In a nutshell, every two years the United Nations General Assembly passes a resolution condemning extrajudicial, summary and arbitrary executions. The resolution includes specific mention of groups meriting special consideration for not-killing, including “national or ethnic, religious or linguistic minorities”, “refugees, internally displaced persons,migrants, street children or members of indigenous communities” and “Human rights defenders, lawyers, journalists or demonstrators”.

For the past decade, this resolution has contained special mention of  “all killings committed for any discriminatory reason, including sexual orientation”.

This year, African and Islamic countries ganged up to put the kibosh on those three words in a 79-70 vote. “Blah blah redundant blah technicality blah,” they said.

The Reuters story from last week is here. From that:

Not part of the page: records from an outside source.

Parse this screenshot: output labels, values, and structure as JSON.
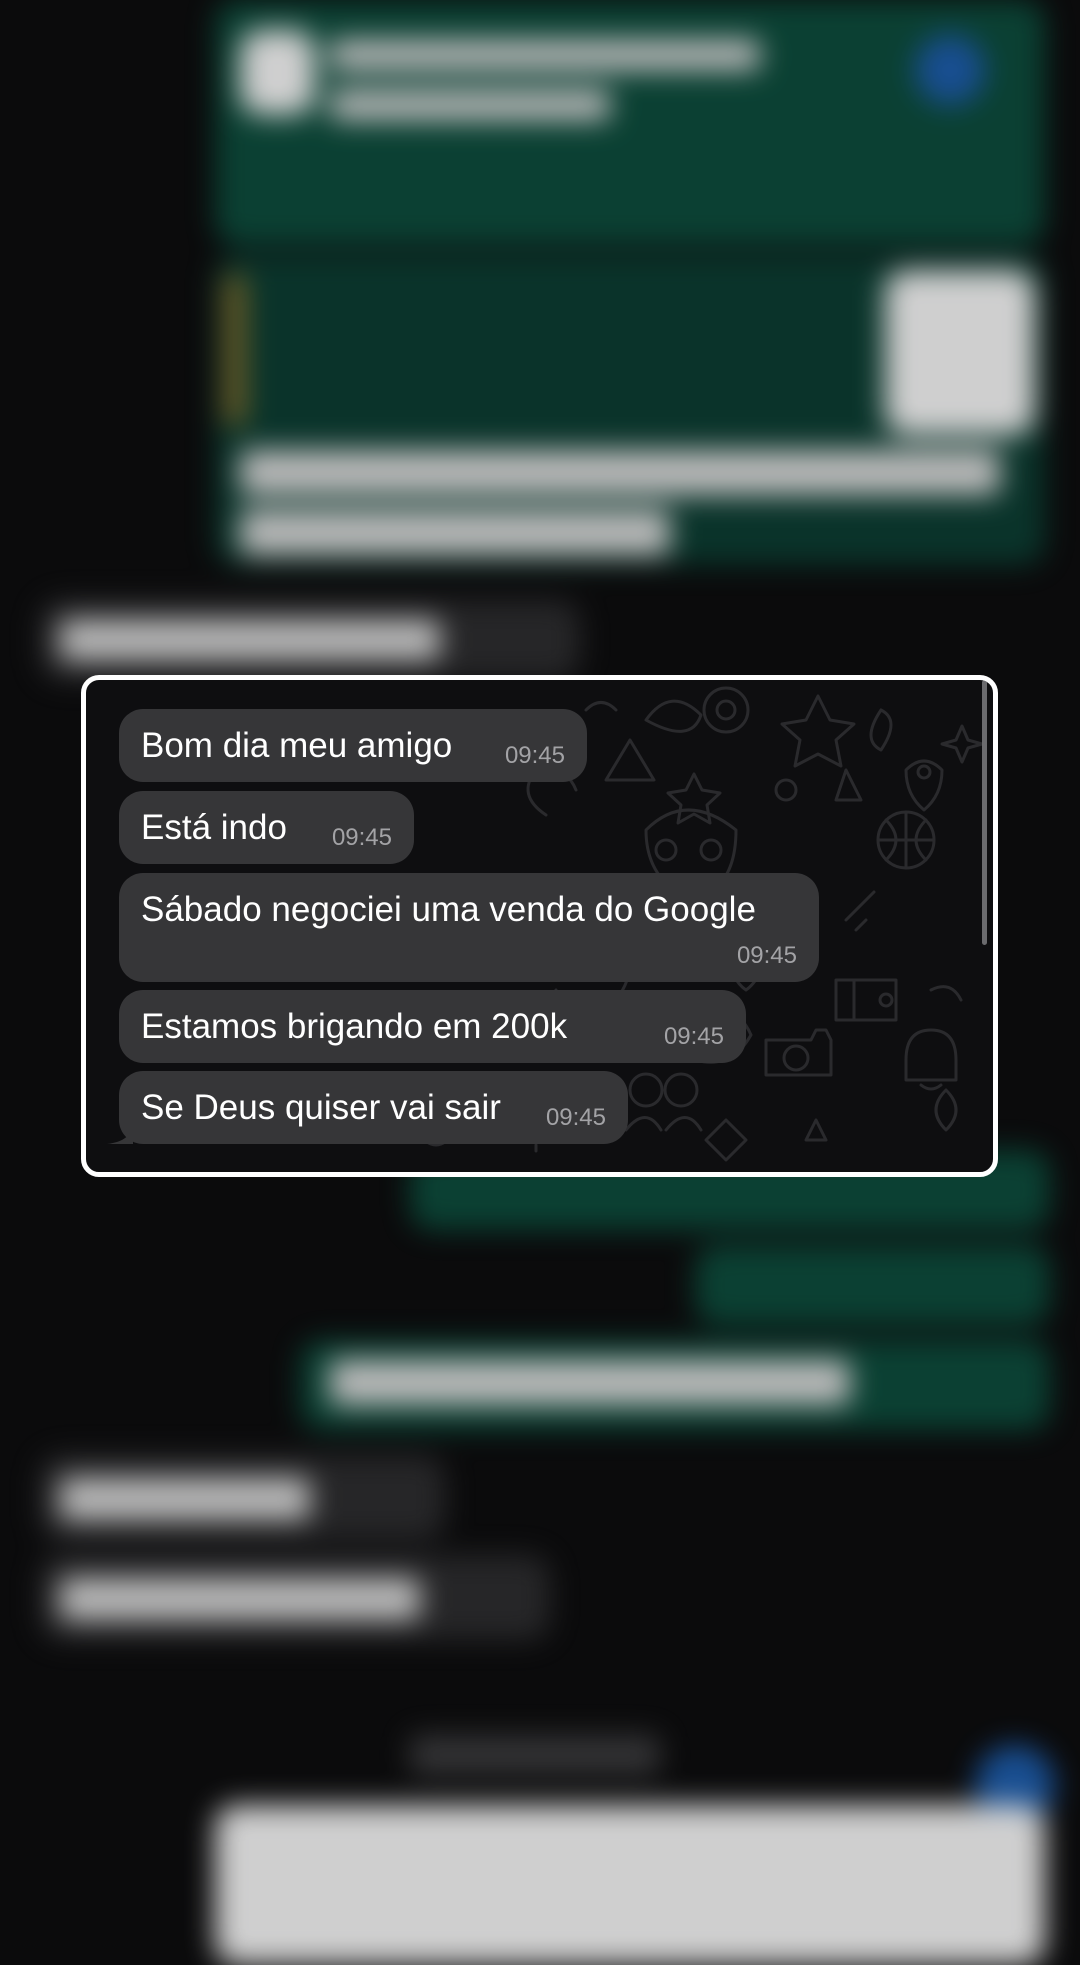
{
  "chat": {
    "messages": [
      {
        "text": "Bom dia meu amigo",
        "time": "09:45"
      },
      {
        "text": "Está indo",
        "time": "09:45"
      },
      {
        "text": "Sábado negociei uma venda do Google",
        "time": "09:45"
      },
      {
        "text": "Estamos brigando em 200k",
        "time": "09:45"
      },
      {
        "text": "Se Deus quiser vai sair",
        "time": "09:45"
      }
    ]
  },
  "colors": {
    "incoming_bubble": "#363638",
    "outgoing_bubble": "#0b4a3a",
    "timestamp": "#a3a3a6",
    "card_border": "#ffffff",
    "background": "#0b0b0c"
  },
  "icons": [
    "doodle-wallpaper-icon"
  ]
}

The resolution, which is expected to be formally adopted by the General Assembly in December, specifies many other types of violence, including killings for racial, national, ethnic, religious or linguistic reasons and killings of refugees, indigenous people and other groups.

“It’s a step backwards and it’s extremely disappointing that some countries felt the need to remove the reference to sexual orientation, when sexual orientation is the very reason why so many people around the world have been subjected to violence,” said Philippe Bolopion of Human Rights Watch.

Want more? Patrick Strudwick’s analysis in the Guardian is spot-on:

it’s not just cowardice and “cultural respect” taken to its unethical extreme here. Until there are some common beliefs agreed on between member states over the nature of homosexuality, any hope for progressive dialogue is severely impaired.

Many member states don’t recognise homosexuality as a concept or an identity. The belief, too, that homosexuality is a western “problem” or “disease” is widespread. More endemic, particularly in Africa and the Middle East, is the notion that being gay is a choice. This is why American “reparative therapists” – those who believe homosexuality is a “broken” sexuality that can be “cured” by prayer and therapy – have been welcomed in Uganda and Kenya to whip up anti-gay sentiment.

Finally, who voted and how is in this press release from the International Gay & Lesbian Human Rights Commission. And here’s the unrevised UN resolution so you can see how the changes work in context.